WHAT YOU WILL DO: List each line of the data that holds the word "length".

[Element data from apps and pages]
/---
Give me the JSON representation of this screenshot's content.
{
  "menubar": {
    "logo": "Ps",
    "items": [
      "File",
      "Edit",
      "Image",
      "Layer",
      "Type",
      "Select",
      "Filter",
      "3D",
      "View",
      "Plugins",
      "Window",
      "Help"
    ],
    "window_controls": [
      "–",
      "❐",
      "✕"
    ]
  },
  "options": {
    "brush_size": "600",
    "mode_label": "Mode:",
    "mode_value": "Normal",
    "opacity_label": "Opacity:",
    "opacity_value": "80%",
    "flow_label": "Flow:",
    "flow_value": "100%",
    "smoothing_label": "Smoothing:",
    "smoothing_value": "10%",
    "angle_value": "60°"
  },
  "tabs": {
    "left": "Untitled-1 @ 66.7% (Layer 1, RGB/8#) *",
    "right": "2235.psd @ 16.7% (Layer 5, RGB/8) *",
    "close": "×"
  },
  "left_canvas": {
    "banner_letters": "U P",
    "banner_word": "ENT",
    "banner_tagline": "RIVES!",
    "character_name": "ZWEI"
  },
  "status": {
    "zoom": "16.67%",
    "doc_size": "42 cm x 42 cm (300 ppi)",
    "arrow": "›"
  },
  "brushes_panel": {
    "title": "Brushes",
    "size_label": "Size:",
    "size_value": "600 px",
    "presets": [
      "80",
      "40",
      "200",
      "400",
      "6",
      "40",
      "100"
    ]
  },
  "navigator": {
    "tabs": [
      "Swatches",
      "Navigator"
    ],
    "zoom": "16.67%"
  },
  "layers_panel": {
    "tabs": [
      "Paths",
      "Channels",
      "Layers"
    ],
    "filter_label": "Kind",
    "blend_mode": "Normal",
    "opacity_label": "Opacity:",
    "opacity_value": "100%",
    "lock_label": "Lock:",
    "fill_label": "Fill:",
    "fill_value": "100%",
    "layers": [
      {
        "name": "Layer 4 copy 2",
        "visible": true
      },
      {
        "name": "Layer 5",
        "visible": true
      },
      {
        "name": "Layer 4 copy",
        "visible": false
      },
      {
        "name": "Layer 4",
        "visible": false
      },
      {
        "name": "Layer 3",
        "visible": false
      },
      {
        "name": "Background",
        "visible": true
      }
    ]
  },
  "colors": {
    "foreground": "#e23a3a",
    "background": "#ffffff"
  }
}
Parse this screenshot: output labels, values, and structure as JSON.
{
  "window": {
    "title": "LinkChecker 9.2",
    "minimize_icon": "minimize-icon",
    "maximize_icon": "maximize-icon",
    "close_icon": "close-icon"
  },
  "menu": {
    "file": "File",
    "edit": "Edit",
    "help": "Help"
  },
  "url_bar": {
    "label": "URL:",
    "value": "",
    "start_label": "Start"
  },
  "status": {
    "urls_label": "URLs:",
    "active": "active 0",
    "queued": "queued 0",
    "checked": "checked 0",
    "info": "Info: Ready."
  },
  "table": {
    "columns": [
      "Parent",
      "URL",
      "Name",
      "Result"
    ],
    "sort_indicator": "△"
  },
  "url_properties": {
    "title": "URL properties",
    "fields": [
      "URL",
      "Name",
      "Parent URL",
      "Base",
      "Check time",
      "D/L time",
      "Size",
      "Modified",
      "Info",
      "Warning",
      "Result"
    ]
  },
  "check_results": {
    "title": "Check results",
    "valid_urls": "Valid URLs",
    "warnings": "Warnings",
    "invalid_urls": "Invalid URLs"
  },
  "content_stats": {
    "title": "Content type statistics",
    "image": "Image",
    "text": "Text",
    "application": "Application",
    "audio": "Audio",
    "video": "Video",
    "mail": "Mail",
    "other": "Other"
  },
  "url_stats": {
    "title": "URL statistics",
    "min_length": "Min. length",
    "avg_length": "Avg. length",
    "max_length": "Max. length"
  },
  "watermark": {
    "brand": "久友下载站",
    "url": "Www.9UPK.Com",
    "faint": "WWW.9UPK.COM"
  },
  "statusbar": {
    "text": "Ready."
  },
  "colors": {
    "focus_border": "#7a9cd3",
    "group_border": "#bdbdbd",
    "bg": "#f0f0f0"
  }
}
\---
COMPLETED TASK:
    "min_length": "Min. length",
    "avg_length": "Avg. length",
    "max_length": "Max. length"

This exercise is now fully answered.